Objective. Omega–3 polyunsaturated fatty acids (PUFAs) were tested in adolescent depression and in several neurodevelopmental disorders with partial success. Anorexia nervosa (AN) is characterised by deficiencies in fatty food intake and frequent comorbidity, including depressive and cognitive symptoms. Thus supplementation with PUFAs may be beneficial in this group of patients. The aim of the study was to assess whether PUFAs as an add-on treatment is associated with better improvement of body mass index (BMI) and psychopathological symptoms than placebo in patients with AN.
Method. 61 female adolescent inpatients with AN were randomly allocated to omega–3 PUFAs supplementation or placebo for 10 weeks. Patients also participated in the behavioural programme and eclectic psychotherapy (treatment as usual, TAU). At baseline and follow-up visits, patients’ BMI and psychopathology were assessed with Clinical Global Impression Scale (CGI), Patient Global Impression Scale (PGI), and Eating Attitude Test (EAT-26).
Results.

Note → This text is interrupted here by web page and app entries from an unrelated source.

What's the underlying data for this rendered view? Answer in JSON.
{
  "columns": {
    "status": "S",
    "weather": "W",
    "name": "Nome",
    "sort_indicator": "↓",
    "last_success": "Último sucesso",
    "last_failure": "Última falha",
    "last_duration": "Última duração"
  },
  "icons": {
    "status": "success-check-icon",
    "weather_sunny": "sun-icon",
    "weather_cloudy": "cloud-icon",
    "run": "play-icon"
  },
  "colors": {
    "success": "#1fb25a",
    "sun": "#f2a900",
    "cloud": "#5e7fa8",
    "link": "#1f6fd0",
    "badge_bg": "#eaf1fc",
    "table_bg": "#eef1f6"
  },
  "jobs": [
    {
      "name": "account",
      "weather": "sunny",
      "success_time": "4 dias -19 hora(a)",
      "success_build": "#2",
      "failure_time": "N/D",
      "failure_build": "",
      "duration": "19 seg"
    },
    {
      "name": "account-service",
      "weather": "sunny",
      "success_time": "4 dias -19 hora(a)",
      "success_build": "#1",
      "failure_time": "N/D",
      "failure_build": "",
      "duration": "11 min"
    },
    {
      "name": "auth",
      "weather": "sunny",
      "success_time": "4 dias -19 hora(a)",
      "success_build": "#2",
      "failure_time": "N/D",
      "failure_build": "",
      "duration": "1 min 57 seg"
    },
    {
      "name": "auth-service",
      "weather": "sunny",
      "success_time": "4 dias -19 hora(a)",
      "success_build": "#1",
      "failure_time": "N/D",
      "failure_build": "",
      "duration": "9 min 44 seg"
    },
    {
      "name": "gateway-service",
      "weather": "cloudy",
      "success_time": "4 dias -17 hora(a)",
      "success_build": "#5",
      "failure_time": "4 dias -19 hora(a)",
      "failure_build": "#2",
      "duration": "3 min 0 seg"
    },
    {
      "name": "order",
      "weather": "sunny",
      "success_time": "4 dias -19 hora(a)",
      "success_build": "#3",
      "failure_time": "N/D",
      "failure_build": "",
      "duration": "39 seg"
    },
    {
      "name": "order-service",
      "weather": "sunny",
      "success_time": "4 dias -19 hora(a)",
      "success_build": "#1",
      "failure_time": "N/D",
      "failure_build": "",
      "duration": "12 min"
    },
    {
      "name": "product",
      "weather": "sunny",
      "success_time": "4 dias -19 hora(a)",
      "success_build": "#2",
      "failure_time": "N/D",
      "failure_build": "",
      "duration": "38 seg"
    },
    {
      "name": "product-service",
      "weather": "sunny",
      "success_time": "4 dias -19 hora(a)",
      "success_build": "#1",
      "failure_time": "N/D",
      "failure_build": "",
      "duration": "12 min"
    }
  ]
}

After 10 weeks, both groups showed improvement in all parameters. Improvement in CGI scores was observed greater in placebo vs. PUFA-s group (p = 0.015) while other differences were not statistically significant. Omega–3 PUFAs supplementation appears not to be effective as an add-on treatment in inpatient adolescent girls with anorexia nervosa.
Conclusions. The results should be analysed with caution due to small sample size and heterogeneity in TAU. As the TAU turned out to be highly effective, additional therapeutic effect of PUFA might not be visible. Nevertheless, that does not explain the tendency for better improvement in the placebo group.